    Video

    Video Calm the Waters: US Doubles Down Diplomatic Efforts in ASEAN Meetings

    The United States is redoubling diplomatic efforts and looking to upcoming regional meetings to calm the waters after an international tribunal invalidated the legal basis of Beijing's extensive claims in the South China Sea. VOA State Department correspondent Nike Ching has the story.
    Video

    Video Four Brother Goats Arrive in Brooklyn on a Mission

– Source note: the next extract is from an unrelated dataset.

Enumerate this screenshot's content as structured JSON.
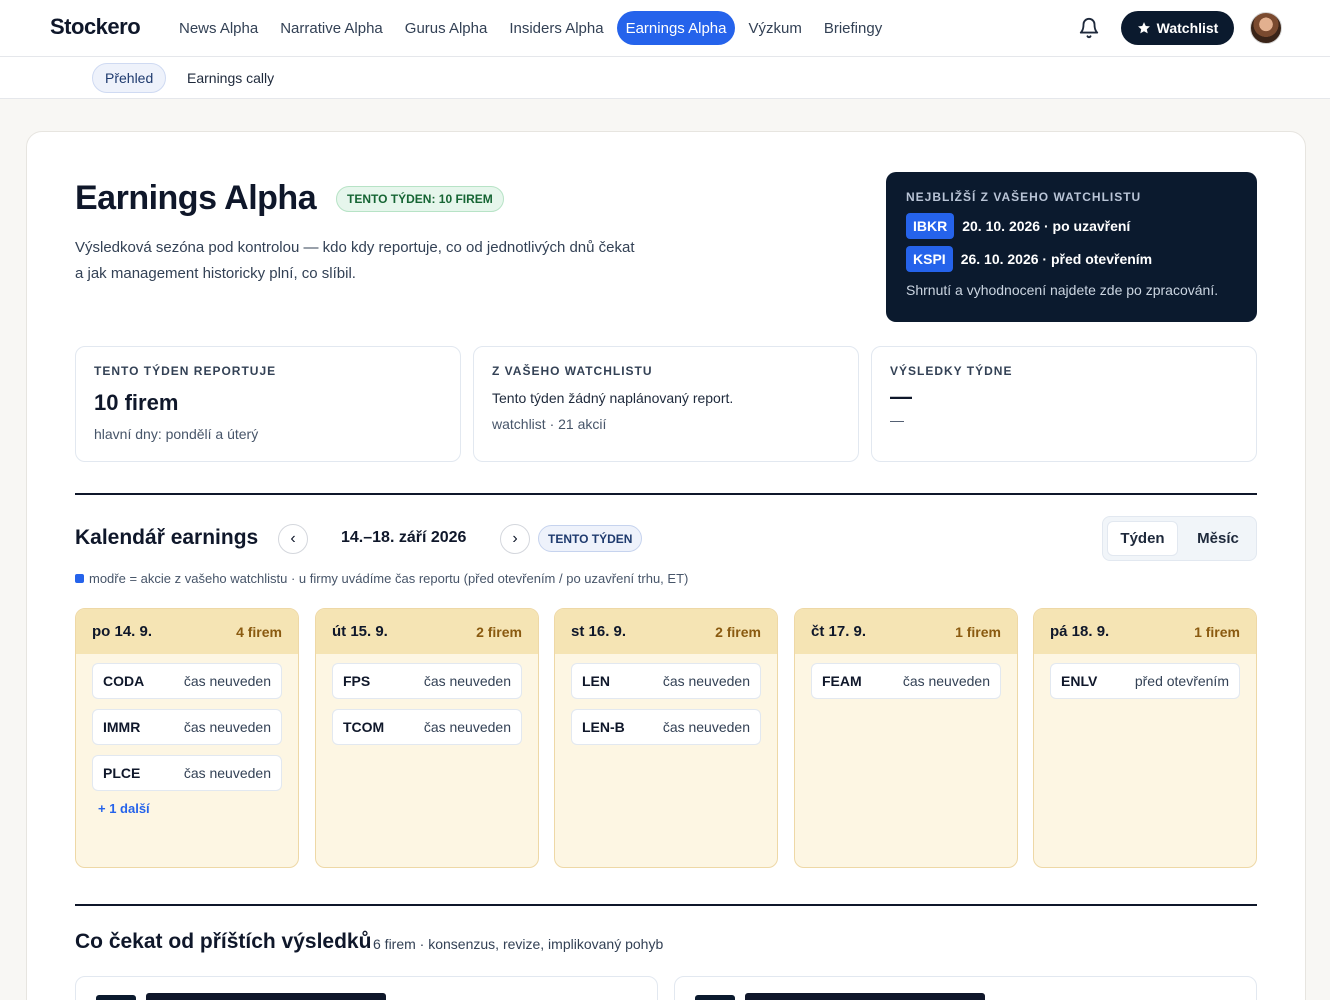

    While it's unusual to see farm animals in cities, it's become familiar for residents of Brooklyn, New York, to see a little herd of goats. Unlike gas-powered mowing equipment, goats remove invasive weeds quietly and without adding more pollution to the air. As Faiza Elmasry tells us, this is a pilot program and if it proves to be successful, the goat gardener program will be extended to other areas of New York. Faith Lapidus narrates.
    Video

    Video Scientists in Poland Race to Save Honeybees

    Honeybees are in danger worldwide. Causes of what's known as colony collapse disorder range from pesticides and loss of habitat to infections. But scientists in Poland say they are on track to finding a cure for one of the diseases. VOA’s George Putic reports.
    Video

    Video Wall Already Runs Along Parts of US-Mexico Border

    The Republican Party’s presidential nominee, Donald Trump, gained the support of many voters by saying he would build a wall to keep undocumented immigrants and drugs from coming across the border from Mexico. Critics have called his idea impractical and offensive to Mexico, while supporters say such a bold approach is needed to control the border. VOA’s Greg Flakus has more from the border town of Nogales, Arizona.
    Video

    Video New HIV Tests Emphasize Rapid Results

    As the global fight against AIDS intensifies, activists have placed increasing importance on getting people to know their HIV status. Some companies are developing new HIV testing methods designed to be quick, easy and accurate. Thuso Khumalo looks at the latest methods, presented at the International AIDS conference in Durban, South Africa.
    Video

    Video African Youth with HIV Urge More Support

    HIV, the virus that causes AIDS, is the top killer of teens in sub-Saharan Africa. But many youths say their experience with the virus is unique and needs to be addressed differently than the adult epidemic. VOA South African Correspondent Anita Powell reports.
    Video

    Video Pop-Up Art Comes to Your Living Room, Backyard and Elsewhere

    Around the world, independent artists and musicians wrestle with a common problem: where to exhibit or perform? Traditional spaces such as museums and galleries are reserved for bigger names, and renting a space is not feasible for many. Enter ArtsUp, which connects artists with venue owners. Whether it’s a living room, restaurant, office or even a boat, pop-up events are bringing music and art to unexpected places. Tina Trinh has more.
    Video

    Video Scotland’s Booming Whisky Industry Fears Brexit Hangover

    After Britain’s vote to leave the European Union, Scotland’s government wants to break away from the United Kingdom – fearing the nation’s exports are at risk. Among the biggest of these is whisky. Henry Ridgwell reports on a time of turmoil for those involved in the ancient art of distilling Scotland’s most famous product.

    Special Report

    Adrift The Invisible African Diaspora